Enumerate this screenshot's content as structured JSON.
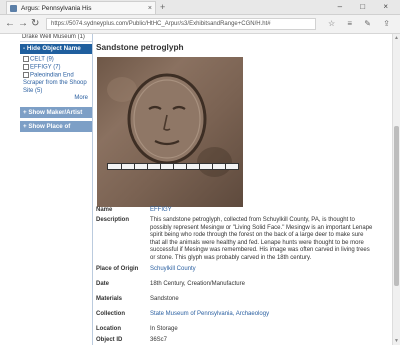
{
  "browser": {
    "tab_title": "Argus: Pennsylvania His",
    "tab_close": "×",
    "new_tab": "+",
    "window_controls": "–  □  ×",
    "back": "←",
    "forward": "→",
    "refresh": "↻",
    "address": "https://5074.sydneyplus.com/Public/HtHC_Arpur/s3/ExhibitsandRange+CGN/H.ht#",
    "toolbar_icons": "☆ ≡ ✎ ⇪ ···"
  },
  "sidebar": {
    "top_item": "Drake Well Museum (1)",
    "facet_open": {
      "label": "- Hide Object Name",
      "items": [
        "CELT (9)",
        "EFFIGY (7)",
        "Paleoindian End Scraper from the Shoop Site (5)"
      ],
      "more": "More"
    },
    "facet_closed": [
      "+ Show Maker/Artist",
      "+ Show Place of Origin"
    ]
  },
  "record": {
    "title": "Sandstone petroglyph",
    "fields": [
      {
        "label": "Name",
        "value": "EFFIGY",
        "link": true
      },
      {
        "label": "Description",
        "value": "This sandstone petroglyph, collected from Schuylkill County, PA, is thought to possibly represent Mesingw or \"Living Solid Face.\" Mesingw is an important Lenape spirit being who rode through the forest on the back of a large deer to make sure that all the animals were healthy and fed. Lenape hunts were thought to be more successful if Mesingw was remembered. His image was often carved in living trees or stone. This glyph was probably carved in the 18th century.",
        "link": false
      },
      {
        "label": "Place of Origin",
        "value": "Schuylkill County",
        "link": true
      },
      {
        "label": "Date",
        "value": "18th Century, Creation/Manufacture",
        "link": false
      },
      {
        "label": "Materials",
        "value": "Sandstone",
        "link": false
      },
      {
        "label": "Collection",
        "value": "State Museum of Pennsylvania, Archaeology",
        "link": true
      },
      {
        "label": "Location",
        "value": "In Storage",
        "link": false
      },
      {
        "label": "Object ID",
        "value": "36Sc7",
        "link": false
      }
    ]
  }
}
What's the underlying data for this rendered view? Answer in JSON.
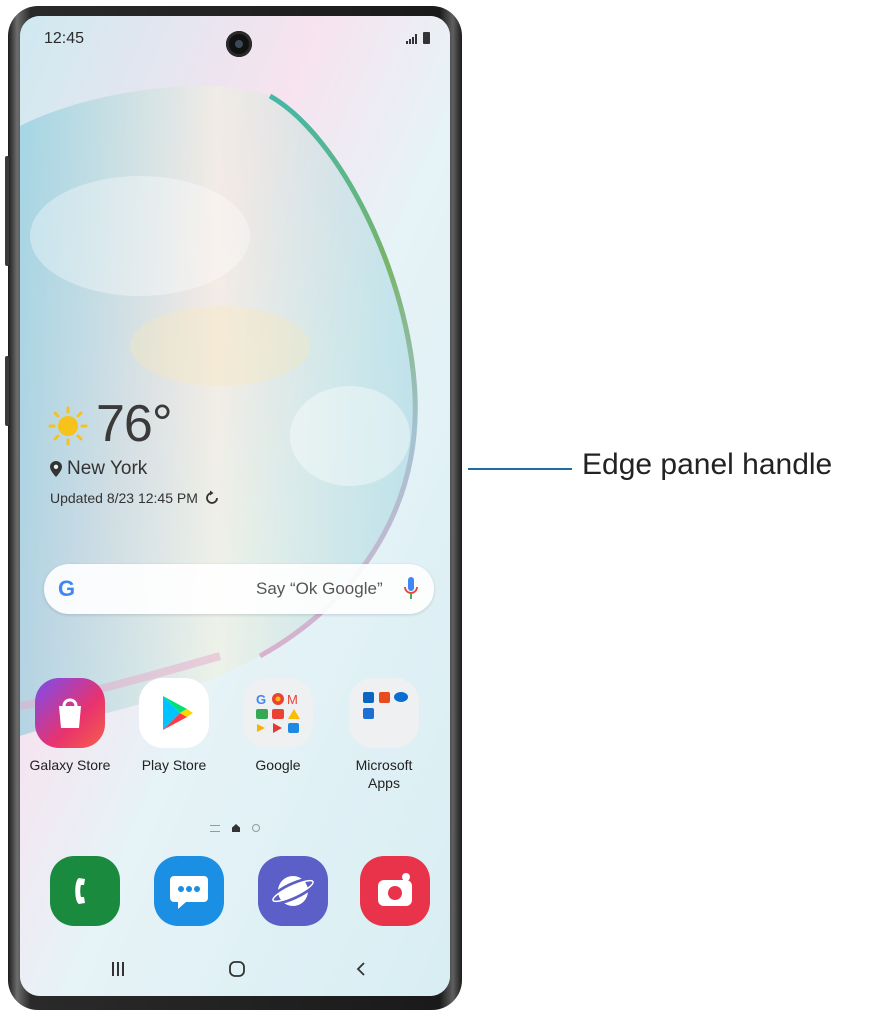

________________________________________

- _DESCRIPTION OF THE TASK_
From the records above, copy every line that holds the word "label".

- _TASK RESULT_
      "label": "- Hide Object Name",
        "label": "Name",
        "label": "Description",
        "label": "Place of Origin",
        "label": "Date",
        "label": "Materials",
        "label": "Collection",
        "label": "Location",
        "label": "Object ID",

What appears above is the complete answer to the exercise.